One of the conclusions drawn from the report was that for the financial institutions that participated in the study, initial expectations on agent banking were only partly met. Channel activity and transaction volumes were mostly below expectations, while direct costs, that is, agent management staff salaries and commission expenses, were in line or above the forecast. The research therefore concluded that agent banking adoption was lower and costs higher than projected.
While channel registration targets were often met, targets for customer activity and transactions were out of reach. Targets on agent recruitment and activity as cited by the report deserve better attention and should be part of every financial model.
Theoretically, the potential to mobilize savings through a digital channel is high. However, due to system limitations and country characteristics, that potential could not properly be quantified for most of the financial institutions, as compiled from study.
The report revealed that two institutions in the study, however, have data that allows tracking the savings trends of customers, with one bank showing that savings collected through the digital channel multiplied by seven in a twelve-month period.
Additionally, it was noted that for three banks the size of the total savings portfolio more than doubled after the launch and roll-out of their digital channels.
Reaching DFS channel sustainability requires out of the box thinking: innovative approaches combined with clever product and service offering can enlarge direct channel revenues and boost the recognition of the DFS channel, the report recommends.
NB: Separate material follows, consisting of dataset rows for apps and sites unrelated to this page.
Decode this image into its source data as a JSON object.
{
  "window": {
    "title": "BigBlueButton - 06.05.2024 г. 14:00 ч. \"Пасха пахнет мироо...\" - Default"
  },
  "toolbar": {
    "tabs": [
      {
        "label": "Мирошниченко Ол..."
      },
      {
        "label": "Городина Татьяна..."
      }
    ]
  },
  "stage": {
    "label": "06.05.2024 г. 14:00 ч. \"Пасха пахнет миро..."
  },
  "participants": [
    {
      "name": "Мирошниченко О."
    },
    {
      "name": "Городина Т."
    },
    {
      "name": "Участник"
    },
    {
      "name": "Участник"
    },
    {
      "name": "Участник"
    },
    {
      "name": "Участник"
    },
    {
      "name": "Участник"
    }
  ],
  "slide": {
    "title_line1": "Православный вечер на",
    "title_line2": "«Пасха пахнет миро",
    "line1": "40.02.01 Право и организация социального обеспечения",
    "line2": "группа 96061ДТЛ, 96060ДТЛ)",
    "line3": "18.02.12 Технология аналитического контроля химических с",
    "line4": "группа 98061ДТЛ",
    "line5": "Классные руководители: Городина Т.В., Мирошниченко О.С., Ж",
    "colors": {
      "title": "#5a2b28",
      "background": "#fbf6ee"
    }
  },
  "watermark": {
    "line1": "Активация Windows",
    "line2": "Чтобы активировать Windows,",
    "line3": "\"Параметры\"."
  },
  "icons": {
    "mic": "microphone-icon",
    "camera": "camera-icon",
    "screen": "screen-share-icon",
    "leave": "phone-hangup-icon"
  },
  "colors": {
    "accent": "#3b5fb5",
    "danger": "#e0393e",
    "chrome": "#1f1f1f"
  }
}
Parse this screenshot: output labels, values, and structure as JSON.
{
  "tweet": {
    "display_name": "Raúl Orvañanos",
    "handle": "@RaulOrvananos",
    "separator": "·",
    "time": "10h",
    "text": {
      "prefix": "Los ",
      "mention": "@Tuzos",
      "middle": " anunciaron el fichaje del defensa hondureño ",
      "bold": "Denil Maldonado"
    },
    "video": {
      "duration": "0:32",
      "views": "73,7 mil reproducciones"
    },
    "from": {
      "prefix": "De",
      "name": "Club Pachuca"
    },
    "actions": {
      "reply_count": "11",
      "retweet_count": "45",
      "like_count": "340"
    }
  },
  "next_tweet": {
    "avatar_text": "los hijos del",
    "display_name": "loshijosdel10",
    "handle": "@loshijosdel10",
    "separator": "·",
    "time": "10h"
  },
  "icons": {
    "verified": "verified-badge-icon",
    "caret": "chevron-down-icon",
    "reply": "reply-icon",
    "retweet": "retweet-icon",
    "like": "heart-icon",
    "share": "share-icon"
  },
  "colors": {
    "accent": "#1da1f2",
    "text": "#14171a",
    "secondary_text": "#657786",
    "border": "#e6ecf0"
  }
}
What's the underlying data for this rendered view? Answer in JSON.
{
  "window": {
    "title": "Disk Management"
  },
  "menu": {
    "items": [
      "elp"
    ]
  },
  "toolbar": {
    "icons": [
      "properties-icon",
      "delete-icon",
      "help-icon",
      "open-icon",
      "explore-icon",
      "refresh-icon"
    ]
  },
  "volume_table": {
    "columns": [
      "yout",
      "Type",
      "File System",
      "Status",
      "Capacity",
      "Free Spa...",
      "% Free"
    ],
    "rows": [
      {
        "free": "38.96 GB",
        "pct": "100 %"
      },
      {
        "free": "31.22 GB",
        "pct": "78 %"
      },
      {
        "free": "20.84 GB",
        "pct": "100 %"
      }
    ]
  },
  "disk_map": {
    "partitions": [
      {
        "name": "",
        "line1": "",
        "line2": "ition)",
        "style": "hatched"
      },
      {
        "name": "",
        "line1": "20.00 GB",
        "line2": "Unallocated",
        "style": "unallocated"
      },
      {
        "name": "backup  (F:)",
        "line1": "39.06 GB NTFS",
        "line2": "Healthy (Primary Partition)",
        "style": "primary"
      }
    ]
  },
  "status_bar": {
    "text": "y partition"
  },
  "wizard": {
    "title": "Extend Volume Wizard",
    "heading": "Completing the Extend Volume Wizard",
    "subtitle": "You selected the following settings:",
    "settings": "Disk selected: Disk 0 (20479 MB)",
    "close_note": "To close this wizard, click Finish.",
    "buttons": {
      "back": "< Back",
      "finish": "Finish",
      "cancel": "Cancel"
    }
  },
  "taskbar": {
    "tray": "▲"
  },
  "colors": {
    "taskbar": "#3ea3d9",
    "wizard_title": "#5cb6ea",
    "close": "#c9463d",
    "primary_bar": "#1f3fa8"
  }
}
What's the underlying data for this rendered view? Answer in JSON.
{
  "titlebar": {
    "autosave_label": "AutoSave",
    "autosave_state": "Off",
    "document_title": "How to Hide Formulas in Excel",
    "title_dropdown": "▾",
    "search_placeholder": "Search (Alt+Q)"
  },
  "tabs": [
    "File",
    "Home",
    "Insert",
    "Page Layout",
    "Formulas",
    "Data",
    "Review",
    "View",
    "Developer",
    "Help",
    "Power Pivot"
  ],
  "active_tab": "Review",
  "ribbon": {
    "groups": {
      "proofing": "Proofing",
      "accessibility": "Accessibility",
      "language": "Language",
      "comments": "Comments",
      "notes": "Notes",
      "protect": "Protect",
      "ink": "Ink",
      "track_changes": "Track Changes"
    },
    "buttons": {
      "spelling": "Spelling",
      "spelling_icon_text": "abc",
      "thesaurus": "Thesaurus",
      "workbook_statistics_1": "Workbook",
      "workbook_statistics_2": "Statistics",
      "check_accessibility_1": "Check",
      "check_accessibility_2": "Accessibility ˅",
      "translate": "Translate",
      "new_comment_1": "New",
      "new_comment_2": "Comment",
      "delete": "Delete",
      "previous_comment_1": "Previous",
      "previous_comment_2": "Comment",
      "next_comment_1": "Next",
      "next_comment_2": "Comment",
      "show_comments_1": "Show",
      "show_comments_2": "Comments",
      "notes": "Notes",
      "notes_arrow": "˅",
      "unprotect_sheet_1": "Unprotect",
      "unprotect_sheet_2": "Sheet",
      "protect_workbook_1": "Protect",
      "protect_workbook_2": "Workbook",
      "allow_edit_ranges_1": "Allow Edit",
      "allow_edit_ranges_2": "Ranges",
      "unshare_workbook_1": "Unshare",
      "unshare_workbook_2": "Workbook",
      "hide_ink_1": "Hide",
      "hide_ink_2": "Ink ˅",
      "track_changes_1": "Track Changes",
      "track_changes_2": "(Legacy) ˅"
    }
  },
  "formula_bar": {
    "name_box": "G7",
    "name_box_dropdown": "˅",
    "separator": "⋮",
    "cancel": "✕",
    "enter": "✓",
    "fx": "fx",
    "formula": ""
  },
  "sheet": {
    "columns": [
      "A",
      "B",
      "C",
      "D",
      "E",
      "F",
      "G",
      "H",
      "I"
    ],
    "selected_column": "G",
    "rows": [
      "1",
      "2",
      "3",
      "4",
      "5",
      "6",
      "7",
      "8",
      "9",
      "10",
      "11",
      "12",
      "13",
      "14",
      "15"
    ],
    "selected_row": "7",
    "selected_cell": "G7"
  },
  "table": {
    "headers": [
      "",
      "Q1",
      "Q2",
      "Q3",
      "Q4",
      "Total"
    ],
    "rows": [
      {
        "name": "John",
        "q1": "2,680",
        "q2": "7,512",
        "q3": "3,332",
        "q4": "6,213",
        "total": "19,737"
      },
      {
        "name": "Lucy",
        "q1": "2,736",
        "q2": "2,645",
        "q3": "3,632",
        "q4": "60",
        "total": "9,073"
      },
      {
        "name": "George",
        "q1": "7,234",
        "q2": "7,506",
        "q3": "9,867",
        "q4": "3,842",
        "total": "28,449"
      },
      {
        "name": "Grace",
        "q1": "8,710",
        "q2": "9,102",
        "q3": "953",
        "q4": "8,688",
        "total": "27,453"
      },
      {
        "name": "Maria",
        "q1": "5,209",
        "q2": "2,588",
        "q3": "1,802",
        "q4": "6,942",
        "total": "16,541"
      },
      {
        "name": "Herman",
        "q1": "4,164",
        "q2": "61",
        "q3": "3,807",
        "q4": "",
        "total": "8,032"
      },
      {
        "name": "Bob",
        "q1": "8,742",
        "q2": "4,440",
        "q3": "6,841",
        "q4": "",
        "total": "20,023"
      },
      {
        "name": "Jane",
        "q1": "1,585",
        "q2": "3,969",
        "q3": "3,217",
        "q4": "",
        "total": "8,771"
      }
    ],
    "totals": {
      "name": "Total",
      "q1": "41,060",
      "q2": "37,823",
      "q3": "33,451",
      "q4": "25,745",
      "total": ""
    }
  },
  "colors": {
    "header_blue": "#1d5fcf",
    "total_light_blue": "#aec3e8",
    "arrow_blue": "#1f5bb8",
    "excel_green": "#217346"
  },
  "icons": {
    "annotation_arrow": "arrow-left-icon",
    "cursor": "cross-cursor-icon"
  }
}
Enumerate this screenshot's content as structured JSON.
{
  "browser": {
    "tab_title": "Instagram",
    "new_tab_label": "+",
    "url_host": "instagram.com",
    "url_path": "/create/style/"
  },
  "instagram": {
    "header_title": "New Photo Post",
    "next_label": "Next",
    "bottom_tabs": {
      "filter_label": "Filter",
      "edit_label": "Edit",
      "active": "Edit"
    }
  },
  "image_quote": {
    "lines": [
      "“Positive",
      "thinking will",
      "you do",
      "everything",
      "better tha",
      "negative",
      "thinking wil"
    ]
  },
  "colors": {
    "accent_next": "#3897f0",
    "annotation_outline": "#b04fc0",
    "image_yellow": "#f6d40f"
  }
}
Meanwhile the approaches adopted by the study institutions to enhance channel sustainability involved overcoming common MNO belief that clients should not be charged for cash-in transactions, and the design of products that are only delivered and served through agents.
The report suggested that the need to think innovatively and ‘out of the box’ should also apply to the financial modeling exercise; by allocating cost savings from agent deposit mobilization, or revenues from the loan business, to the agent network.
Nigeria currently operates a bank-led financial inclusion model and this is argued by financial inclusion analysts as the reason why the country, despite its large population and mobile phone penetration lags its Africa peers in including more of its citizens into the financial cycle.
“Financial inclusion is on the rise globally, accelerated by mobile phones and the internet, but gains have been uneven across countries,” the World Bank said in a statement.
Nigeria recorded a decline in the period covered by the World Bank report between 2014 to 2017.
According to the Global Findex database, Africa’s largest economy reported an average decline of 4.5 perecntage points in its financial inclusion rate, as 25 years and above of its citizens with bank accounts dropped by 5 basis points from 49 percent in 2014 to 44 percent in 2017, while account holders over 15 years, fell 4 percentage points from 44 percent in 2014 to 40 percent in 2017.
The central bank of Nigeria has the target to include 80 percent of its population into the financial cycle by the year 2020. Although it said the impediments to achieving this target is ascribed to economic constraints, insecurity issues in the northern part of Nigeria, obsolete strategies, among others.
As such, the apex bank adopted new strategies based on two major principles. Firstly, that regulations should be focused on the activity and not the actor; defining the eligibility to provide the financial service without closing off the sector from future innovation.
Secondly, that actors are to focus more on the activities they possess ‘comparative advantage’ in, to achieve the greatest impact. Given the complexity and volume of changes that need to happen, individual actors are to focus more on the activities that best suit their capacity whilst maintain an inclusive lens as much as possible.
Tags: mobile agents